▶ _INPUT DATA_:
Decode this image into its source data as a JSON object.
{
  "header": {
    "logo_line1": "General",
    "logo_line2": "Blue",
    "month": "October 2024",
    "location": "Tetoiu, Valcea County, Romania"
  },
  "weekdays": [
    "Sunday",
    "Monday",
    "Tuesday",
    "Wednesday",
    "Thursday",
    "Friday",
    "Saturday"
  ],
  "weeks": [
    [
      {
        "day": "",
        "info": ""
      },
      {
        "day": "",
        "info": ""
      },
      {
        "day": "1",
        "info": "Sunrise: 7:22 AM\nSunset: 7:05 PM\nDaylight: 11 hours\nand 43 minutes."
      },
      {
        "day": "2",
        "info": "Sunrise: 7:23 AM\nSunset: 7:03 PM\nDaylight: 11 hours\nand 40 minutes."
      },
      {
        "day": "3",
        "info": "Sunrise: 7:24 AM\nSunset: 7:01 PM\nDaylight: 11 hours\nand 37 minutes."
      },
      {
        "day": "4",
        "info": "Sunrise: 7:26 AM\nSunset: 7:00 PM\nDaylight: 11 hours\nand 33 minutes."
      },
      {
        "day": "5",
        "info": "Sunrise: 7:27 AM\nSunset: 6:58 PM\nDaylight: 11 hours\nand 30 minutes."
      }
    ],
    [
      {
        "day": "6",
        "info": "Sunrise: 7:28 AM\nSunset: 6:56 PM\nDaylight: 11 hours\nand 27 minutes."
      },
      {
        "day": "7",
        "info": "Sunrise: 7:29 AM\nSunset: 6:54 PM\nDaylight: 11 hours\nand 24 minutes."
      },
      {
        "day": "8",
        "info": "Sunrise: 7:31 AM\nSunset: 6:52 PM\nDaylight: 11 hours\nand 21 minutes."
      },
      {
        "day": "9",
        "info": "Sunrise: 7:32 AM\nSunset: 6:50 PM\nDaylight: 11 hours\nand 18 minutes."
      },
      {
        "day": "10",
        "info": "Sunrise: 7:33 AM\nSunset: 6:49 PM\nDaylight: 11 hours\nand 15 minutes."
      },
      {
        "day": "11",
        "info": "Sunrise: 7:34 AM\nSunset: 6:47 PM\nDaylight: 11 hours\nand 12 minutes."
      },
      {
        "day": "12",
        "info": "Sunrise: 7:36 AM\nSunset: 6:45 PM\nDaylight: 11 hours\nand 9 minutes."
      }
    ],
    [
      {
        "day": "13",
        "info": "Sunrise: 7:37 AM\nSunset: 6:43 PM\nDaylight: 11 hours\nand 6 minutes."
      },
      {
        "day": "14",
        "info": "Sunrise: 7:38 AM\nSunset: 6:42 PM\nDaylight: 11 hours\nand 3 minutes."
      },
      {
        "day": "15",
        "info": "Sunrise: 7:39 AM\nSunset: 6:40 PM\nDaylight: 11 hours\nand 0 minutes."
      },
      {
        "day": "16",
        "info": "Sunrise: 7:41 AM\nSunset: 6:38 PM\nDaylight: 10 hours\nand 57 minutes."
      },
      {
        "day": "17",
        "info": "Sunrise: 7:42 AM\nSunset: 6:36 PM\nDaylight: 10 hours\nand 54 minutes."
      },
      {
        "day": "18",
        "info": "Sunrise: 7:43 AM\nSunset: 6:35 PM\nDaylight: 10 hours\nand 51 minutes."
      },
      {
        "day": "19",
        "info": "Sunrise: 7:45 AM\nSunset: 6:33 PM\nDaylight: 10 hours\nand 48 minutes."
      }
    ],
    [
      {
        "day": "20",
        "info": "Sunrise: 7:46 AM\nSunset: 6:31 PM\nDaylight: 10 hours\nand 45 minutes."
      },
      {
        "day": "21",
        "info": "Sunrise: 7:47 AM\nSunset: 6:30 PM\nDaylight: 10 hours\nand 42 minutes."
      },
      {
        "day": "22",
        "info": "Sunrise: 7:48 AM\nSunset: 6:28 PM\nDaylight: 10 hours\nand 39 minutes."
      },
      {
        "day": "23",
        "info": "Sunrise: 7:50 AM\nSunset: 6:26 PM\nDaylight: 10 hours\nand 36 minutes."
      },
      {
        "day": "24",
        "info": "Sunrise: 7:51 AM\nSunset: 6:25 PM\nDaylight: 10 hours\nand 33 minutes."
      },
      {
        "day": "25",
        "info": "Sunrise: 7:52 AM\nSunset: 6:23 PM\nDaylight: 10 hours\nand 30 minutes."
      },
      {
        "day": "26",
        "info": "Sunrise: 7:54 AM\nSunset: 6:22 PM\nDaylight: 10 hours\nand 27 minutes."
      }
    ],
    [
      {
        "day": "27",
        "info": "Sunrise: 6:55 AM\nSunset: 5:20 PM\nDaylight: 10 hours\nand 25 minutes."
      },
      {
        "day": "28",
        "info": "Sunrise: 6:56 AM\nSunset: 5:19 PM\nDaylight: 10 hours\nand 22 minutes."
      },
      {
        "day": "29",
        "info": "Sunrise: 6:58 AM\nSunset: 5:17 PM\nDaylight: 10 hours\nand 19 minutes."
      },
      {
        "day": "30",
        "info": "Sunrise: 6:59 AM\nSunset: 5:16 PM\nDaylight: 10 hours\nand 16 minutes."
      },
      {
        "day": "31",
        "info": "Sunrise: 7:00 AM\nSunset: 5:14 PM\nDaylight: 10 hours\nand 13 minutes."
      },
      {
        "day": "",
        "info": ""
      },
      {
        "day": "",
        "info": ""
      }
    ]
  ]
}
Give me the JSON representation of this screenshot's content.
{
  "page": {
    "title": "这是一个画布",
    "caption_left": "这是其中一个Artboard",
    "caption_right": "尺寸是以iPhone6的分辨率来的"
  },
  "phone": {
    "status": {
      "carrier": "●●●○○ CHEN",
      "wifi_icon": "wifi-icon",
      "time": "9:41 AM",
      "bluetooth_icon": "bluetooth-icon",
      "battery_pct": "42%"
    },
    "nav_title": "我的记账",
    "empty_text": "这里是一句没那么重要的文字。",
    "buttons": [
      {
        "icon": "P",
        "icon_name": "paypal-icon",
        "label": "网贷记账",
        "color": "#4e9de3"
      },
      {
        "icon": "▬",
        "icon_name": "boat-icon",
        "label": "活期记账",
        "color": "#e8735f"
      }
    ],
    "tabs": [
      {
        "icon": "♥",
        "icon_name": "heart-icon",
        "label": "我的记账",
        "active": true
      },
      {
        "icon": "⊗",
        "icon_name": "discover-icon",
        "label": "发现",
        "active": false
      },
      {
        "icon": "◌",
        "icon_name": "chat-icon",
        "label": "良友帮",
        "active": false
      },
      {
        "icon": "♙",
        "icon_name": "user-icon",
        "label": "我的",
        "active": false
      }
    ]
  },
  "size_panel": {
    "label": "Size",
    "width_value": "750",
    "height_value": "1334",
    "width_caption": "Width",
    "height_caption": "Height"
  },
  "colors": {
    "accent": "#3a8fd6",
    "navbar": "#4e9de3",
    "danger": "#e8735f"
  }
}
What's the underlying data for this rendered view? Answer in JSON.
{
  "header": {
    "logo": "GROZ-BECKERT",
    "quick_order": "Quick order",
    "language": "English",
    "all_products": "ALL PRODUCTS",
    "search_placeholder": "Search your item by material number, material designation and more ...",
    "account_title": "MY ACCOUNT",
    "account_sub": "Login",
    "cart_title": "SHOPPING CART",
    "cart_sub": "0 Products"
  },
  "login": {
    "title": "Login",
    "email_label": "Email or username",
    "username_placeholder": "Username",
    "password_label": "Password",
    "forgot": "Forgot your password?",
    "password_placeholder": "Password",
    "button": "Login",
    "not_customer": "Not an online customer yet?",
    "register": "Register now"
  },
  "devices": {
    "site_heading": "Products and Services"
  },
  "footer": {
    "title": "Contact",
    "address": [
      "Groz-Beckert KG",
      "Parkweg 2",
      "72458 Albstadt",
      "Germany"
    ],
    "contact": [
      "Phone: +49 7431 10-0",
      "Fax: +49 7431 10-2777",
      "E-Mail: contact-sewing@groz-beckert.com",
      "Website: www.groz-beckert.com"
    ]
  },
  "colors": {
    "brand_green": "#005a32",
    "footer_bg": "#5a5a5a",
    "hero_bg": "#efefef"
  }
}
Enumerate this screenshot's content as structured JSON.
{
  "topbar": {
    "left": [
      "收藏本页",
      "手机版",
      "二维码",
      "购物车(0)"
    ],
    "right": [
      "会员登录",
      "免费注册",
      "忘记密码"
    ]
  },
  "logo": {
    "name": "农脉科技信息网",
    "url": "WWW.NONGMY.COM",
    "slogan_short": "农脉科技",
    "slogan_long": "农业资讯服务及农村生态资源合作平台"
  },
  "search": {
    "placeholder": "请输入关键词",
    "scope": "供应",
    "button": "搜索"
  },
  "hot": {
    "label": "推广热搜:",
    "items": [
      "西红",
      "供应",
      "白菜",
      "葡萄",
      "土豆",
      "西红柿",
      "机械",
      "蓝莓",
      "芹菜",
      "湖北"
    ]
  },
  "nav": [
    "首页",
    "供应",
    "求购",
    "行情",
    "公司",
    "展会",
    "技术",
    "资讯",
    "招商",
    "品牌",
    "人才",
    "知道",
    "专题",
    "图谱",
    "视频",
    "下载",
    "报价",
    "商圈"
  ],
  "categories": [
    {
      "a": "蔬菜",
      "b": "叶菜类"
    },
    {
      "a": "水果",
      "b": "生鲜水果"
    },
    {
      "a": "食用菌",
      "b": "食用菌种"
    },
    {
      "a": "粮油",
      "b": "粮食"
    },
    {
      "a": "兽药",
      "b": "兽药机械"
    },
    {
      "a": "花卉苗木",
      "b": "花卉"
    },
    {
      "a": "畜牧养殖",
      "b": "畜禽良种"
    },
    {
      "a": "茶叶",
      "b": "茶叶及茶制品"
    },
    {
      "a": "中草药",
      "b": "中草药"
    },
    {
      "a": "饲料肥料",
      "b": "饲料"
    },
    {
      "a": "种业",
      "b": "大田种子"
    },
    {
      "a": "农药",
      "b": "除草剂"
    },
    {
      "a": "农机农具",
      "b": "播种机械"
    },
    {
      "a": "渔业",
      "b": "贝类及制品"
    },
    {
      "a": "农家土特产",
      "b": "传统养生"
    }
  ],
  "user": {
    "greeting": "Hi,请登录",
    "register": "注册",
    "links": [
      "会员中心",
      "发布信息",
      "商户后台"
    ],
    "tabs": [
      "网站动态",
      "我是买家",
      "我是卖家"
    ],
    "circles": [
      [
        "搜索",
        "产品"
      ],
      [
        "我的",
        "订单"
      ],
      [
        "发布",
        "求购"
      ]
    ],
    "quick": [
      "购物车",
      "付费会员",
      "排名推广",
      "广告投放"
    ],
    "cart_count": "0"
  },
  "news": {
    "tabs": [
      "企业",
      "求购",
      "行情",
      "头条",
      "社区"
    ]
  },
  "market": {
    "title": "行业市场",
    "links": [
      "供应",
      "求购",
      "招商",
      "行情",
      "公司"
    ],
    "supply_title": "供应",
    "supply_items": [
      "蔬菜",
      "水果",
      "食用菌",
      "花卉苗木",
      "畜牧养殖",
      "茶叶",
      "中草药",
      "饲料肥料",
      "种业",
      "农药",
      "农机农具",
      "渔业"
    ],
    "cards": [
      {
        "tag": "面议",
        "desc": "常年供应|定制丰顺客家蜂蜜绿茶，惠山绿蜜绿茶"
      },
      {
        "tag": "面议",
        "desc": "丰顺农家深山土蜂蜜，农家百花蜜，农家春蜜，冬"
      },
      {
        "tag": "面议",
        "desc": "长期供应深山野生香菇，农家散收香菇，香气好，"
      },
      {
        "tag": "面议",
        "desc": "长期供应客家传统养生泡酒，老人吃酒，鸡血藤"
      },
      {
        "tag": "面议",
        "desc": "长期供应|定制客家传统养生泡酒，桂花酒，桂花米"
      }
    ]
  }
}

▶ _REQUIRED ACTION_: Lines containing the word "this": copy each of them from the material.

▶ _YOUR SOLUTION_:
Decode this image into its source data as a JSON object.
Give me the JSON representation of this screenshot's content.
What's the underlying data for this rendered view? Answer in JSON.
Enumerate this screenshot's content as structured JSON.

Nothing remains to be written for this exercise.